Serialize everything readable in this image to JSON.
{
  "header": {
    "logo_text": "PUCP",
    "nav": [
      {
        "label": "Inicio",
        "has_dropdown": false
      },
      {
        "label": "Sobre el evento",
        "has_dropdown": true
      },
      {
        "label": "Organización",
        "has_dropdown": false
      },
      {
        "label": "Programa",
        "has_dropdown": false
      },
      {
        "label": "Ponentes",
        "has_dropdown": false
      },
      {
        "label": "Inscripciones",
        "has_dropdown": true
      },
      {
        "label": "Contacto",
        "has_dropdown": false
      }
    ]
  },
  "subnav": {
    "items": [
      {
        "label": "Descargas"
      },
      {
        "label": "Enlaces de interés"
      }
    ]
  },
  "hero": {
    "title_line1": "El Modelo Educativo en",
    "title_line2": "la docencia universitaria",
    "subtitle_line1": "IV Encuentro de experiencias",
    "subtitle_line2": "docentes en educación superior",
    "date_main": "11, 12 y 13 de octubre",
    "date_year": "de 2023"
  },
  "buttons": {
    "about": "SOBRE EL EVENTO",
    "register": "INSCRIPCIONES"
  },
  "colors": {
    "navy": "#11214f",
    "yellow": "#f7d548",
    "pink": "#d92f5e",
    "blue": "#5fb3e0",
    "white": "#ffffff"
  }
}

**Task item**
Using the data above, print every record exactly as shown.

**Output**
Serialize everything readable in this image to JSON.
{
  "header": {
    "logo_text": "PUCP",
    "nav": [
      {
        "label": "Inicio",
        "has_dropdown": false
      },
      {
        "label": "Sobre el evento",
        "has_dropdown": true
      },
      {
        "label": "Organización",
        "has_dropdown": false
      },
      {
        "label": "Programa",
        "has_dropdown": false
      },
      {
        "label": "Ponentes",
        "has_dropdown": false
      },
      {
        "label": "Inscripciones",
        "has_dropdown": true
      },
      {
        "label": "Contacto",
        "has_dropdown": false
      }
    ]
  },
  "subnav": {
    "items": [
      {
        "label": "Descargas"
      },
      {
        "label": "Enlaces de interés"
      }
    ]
  },
  "hero": {
    "title_line1": "El Modelo Educativo en",
    "title_line2": "la docencia universitaria",
    "subtitle_line1": "IV Encuentro de experiencias",
    "subtitle_line2": "docentes en educación superior",
    "date_main": "11, 12 y 13 de octubre",
    "date_year": "de 2023"
  },
  "buttons": {
    "about": "SOBRE EL EVENTO",
    "register": "INSCRIPCIONES"
  },
  "colors": {
    "navy": "#11214f",
    "yellow": "#f7d548",
    "pink": "#d92f5e",
    "blue": "#5fb3e0",
    "white": "#ffffff"
  }
}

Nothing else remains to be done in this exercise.